• Exercise description: Go through the data line by line and count the lines that hold "time". Reply with the total only.

• Supplied records:

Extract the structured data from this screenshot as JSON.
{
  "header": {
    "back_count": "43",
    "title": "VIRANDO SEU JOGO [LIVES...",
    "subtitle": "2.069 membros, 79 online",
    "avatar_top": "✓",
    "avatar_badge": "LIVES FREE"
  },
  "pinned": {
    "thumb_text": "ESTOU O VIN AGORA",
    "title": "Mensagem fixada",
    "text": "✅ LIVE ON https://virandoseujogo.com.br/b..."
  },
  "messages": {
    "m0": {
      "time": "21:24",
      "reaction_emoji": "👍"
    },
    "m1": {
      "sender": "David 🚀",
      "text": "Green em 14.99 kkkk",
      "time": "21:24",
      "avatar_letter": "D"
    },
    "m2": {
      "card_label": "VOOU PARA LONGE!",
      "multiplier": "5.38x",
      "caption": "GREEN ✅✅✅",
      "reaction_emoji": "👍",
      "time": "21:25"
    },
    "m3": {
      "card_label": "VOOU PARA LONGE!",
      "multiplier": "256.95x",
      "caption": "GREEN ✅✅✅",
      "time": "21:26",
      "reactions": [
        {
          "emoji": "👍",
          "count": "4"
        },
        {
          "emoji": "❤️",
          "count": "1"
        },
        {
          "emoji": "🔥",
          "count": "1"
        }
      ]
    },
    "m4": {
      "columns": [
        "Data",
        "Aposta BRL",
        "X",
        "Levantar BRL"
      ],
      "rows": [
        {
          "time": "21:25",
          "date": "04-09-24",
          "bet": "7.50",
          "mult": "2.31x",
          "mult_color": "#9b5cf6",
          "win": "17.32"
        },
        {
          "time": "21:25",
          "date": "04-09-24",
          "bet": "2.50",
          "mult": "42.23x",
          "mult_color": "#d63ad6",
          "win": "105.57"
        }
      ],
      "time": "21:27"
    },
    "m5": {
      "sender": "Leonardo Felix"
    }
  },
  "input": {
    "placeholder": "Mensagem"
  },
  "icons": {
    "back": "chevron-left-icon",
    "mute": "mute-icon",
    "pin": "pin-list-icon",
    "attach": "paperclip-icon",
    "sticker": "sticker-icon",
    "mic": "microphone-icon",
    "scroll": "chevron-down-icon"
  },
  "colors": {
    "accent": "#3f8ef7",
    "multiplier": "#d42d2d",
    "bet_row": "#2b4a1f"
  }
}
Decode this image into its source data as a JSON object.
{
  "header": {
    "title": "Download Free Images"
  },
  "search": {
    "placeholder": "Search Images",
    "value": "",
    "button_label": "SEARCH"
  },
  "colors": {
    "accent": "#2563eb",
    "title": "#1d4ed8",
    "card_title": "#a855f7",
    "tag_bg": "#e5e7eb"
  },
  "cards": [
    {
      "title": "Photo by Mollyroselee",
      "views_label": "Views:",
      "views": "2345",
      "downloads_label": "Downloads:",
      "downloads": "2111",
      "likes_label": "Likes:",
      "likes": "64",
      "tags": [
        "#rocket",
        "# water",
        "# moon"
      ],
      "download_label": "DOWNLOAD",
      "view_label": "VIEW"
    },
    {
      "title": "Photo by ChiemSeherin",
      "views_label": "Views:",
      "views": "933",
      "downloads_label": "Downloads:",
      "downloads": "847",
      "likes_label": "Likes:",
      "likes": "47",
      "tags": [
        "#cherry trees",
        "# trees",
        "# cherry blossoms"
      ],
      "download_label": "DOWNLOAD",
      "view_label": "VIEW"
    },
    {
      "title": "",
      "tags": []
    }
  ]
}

• Task solution: 7